K. A. Korus and
A. D. Timmerman, Department of Plant Pathology, University of Nebraska–Lincoln 68583-0722;
R. D. French-Monar, Department of Plant Pathology and Microbiology, Texas AgriLife Extension Service-Texas A&M System, Amarillo 79106; and
T. A. Jackson, Department of Plant Pathology, University of Nebraska–Lincoln 68583-0722
In September 2009, the University of Nebraska–Lincoln Plant and Pest Diagnostic Clinic received leaf samples of hybrid corn (Zea mays L.) displaying long, necrotic lesions with wavy margins. The lesions had discontinuous water-soaked spots that are indicative of Goss's bacterial wilt and leaf blight. The symptomatic leaves were submitted from Dallam County, located in the Texas Panhandle (northwest Texas). According to the USDA Farm Service Agency and the National Agricultural Statistics Service, in 2009 Dallam County had 54,025 ha planted to corn. This is approximately 19% of the total corn planted in the 26 counties in the Texas Panhandle and 6% of the total corn planted in the state of Texas. Extracts from the infected leaf tissue tested positive for Clavibacter michiganensis subsp. nebraskensis with a commercially available ELISA test (Neogen Inc., Scotland, UK). Isolation from the infected tissue onto CNS selective media (1) resulted in round, dark orange, mucoid colonies that tested gram positive with the Gram-stain test. BLAST nucleotide sequence alignments of the amplified 500-bp 16S rRNA region of the suspect culture's genome (2) revealed a 96% similarity for C. michiganensis subsp. nebraskensis (NCBI BLAST Accession No. U09381.1). To fulfill Koch's postulates, three sweet corn plants (Golden Cross Bantam) at growth stage V3 to V4 were inoculated in the greenhouse with a suspension of approximately 1 × 109 CFU/ml from suspect cultures grown on CNS for 5 days.
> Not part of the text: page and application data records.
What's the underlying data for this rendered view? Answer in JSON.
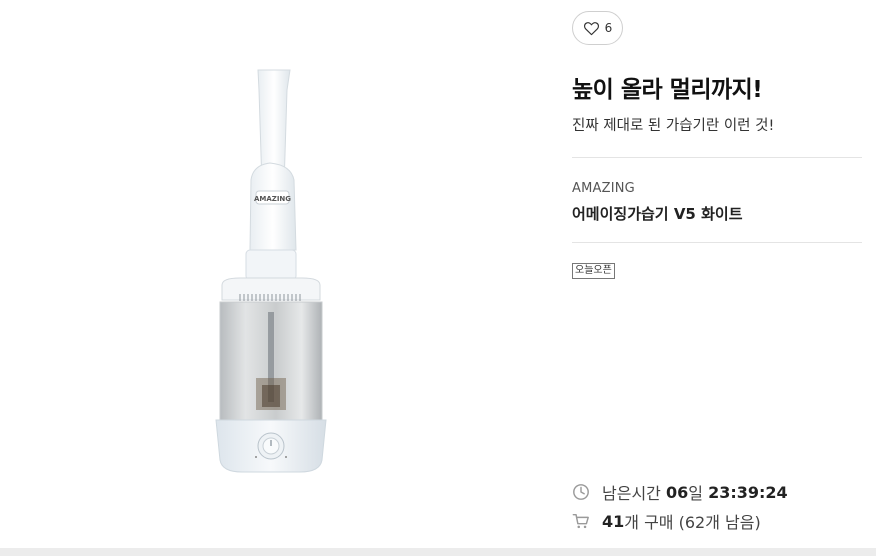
{
  "product": {
    "image_alt": "어메이징가습기 V5 화이트",
    "image_label": "AMAZING",
    "like_count": "6",
    "headline": "높이 올라 멀리까지!",
    "subline": "진짜 제대로 된 가습기란 이런 것!",
    "brand": "AMAZING",
    "name": "어메이징가습기 V5 화이트",
    "badge": "오늘오픈"
  },
  "timer": {
    "label": "남은시간",
    "days": "06",
    "days_unit": "일",
    "time": "23:39:24"
  },
  "purchase": {
    "count": "41",
    "count_unit": "개 구매",
    "remaining": "(62개 남음)"
  },
  "icons": {
    "like": "heart-outline-icon",
    "timer": "clock-icon",
    "purchase": "cart-icon"
  },
  "colors": {
    "text_primary": "#222222",
    "text_secondary": "#555555",
    "divider": "#e4e4e4",
    "icon_gray": "#9a9a9a"
  }
}
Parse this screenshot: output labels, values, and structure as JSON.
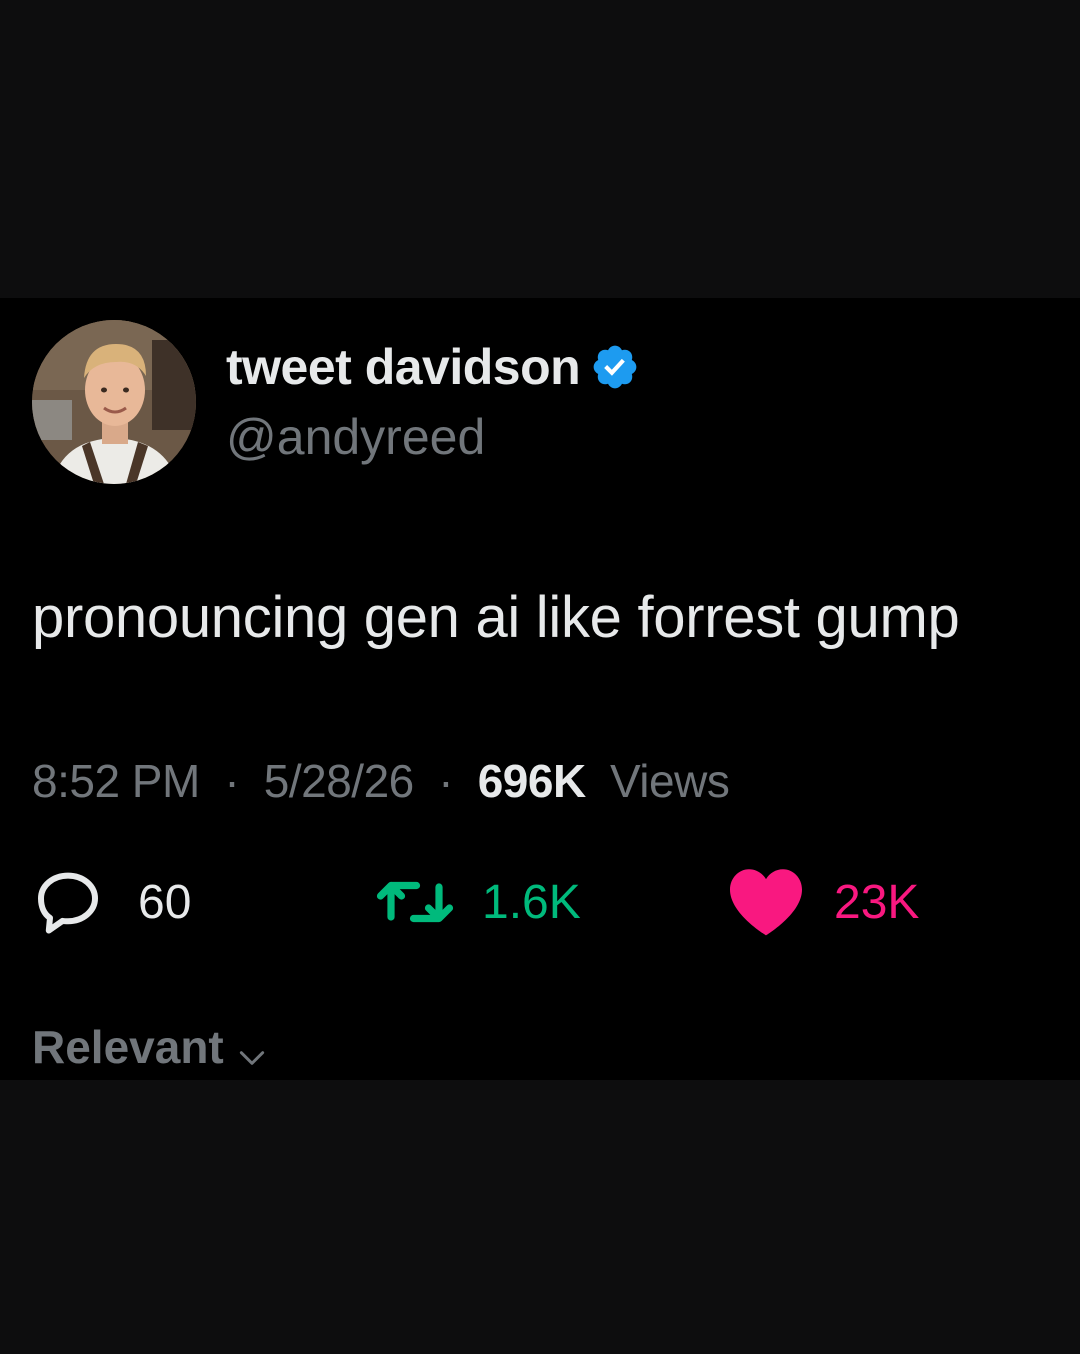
{
  "user": {
    "display_name": "tweet davidson",
    "handle": "@andyreed",
    "verified_icon": "verified-badge-icon",
    "avatar": "profile-photo"
  },
  "tweet": {
    "text": "pronouncing gen ai like forrest gump",
    "time": "8:52 PM",
    "separator": "·",
    "date": "5/28/26",
    "views_count": "696K",
    "views_label": "Views"
  },
  "actions": {
    "replies": "60",
    "retweets": "1.6K",
    "likes": "23K"
  },
  "sort": {
    "label": "Relevant"
  },
  "colors": {
    "background": "#000000",
    "text_primary": "#e7e9ea",
    "text_secondary": "#71767b",
    "verified": "#1d9bf0",
    "retweet": "#00ba7c",
    "like": "#f91880"
  }
}
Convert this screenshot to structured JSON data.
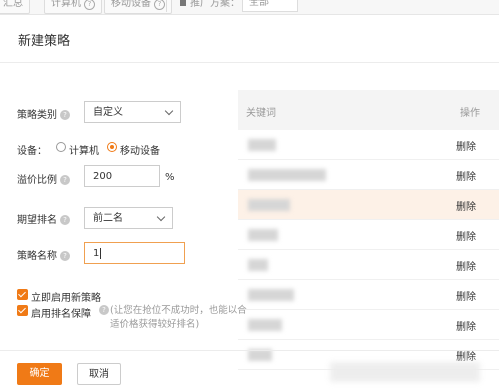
{
  "top_strip": {
    "tabs": [
      "汇总",
      "计算机",
      "移动设备"
    ],
    "filter_label": "推广方案：",
    "filter_value": "全部"
  },
  "dialog": {
    "title": "新建策略"
  },
  "form": {
    "strategy_type": {
      "label": "策略类别",
      "value": "自定义"
    },
    "device": {
      "label": "设备：",
      "options": [
        "计算机",
        "移动设备"
      ],
      "selected": "移动设备"
    },
    "premium": {
      "label": "溢价比例",
      "value": "200",
      "unit": "%"
    },
    "expected_rank": {
      "label": "期望排名",
      "value": "前二名"
    },
    "strategy_name": {
      "label": "策略名称",
      "value": "1"
    },
    "enable_now": {
      "label": "立即启用新策略",
      "checked": true
    },
    "rank_guarantee": {
      "label": "启用排名保障",
      "checked": true,
      "hint": "(让您在抢位不成功时，也能以合适价格获得较好排名)"
    }
  },
  "keyword_table": {
    "headers": [
      "关键词",
      "操作"
    ],
    "rows": [
      {
        "action": "删除"
      },
      {
        "action": "删除"
      },
      {
        "action": "删除"
      },
      {
        "action": "删除"
      },
      {
        "action": "删除"
      },
      {
        "action": "删除"
      },
      {
        "action": "删除"
      },
      {
        "action": "删除"
      }
    ]
  },
  "footer": {
    "confirm_label": "确定",
    "cancel_label": "取消"
  },
  "colors": {
    "accent": "#f07a16",
    "row_highlight": "#fdf1e7",
    "header_bg": "#f4f4f4"
  }
}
Wounds approximately 6.5 cm long were created with sterile scissors on the fifth leaf from the bottom running parallel to the veins on either side of the midrib at the leaf apex. The leaf apex was dipped into 150 ml of the inoculum suspension for 5 s. Approximately 6 days after inoculation, discontinuous, water-soaked spots consistent with the symptoms on the original symptomatic leaves appeared on all the inoculated leaves near the site of infection. Colonies consistent with C. michiganensis subsp. nebraskensis (dark orange, mucoid) were reisolated onto CNS, completing Koch's postulates. To our knowledge, this is the first report of Goss's bacterial wilt and leaf blight on corn in Texas and because it is a residue-borne pathogen, the probability of it becoming a resident disease is relatively high.
References: (1) D. C. Gross and A. K. Vidaver. Phytopathology 69:82, 1979. (2) X. Li and S. H. De Boer. 1995. Phytopathology 85:837, 1995.